### TASK DIRECTIONS
Take every line from the records below that includes the word "left".

### GIVEN DATA
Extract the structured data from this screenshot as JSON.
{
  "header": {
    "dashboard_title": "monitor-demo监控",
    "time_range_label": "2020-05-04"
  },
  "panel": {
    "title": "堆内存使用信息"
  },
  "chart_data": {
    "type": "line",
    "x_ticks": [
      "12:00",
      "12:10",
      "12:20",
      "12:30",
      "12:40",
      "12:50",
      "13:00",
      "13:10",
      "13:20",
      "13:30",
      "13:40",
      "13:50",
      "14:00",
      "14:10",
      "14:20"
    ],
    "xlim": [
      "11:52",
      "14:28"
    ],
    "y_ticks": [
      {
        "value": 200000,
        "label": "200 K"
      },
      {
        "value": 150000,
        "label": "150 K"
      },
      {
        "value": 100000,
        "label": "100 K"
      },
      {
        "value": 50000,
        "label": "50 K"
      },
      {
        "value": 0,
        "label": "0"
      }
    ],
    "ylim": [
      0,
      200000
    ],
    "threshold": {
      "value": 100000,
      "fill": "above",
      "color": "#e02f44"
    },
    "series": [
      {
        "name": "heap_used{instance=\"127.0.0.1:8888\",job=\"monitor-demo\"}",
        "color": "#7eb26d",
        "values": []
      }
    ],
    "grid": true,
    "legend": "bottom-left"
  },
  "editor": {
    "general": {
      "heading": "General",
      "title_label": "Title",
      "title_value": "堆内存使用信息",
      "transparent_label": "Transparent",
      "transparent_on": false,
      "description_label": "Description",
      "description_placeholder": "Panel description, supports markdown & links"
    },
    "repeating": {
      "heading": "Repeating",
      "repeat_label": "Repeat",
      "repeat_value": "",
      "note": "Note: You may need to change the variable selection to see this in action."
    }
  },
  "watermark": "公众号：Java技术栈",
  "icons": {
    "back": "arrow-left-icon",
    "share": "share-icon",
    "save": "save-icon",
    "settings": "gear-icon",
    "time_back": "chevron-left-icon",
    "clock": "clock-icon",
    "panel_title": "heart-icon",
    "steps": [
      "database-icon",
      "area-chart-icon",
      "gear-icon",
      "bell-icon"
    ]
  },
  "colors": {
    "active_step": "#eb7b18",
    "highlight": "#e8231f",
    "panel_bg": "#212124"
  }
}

### ANSWER BOX
    "legend": "bottom-left"
    "back": "arrow-left-icon",
    "time_back": "chevron-left-icon",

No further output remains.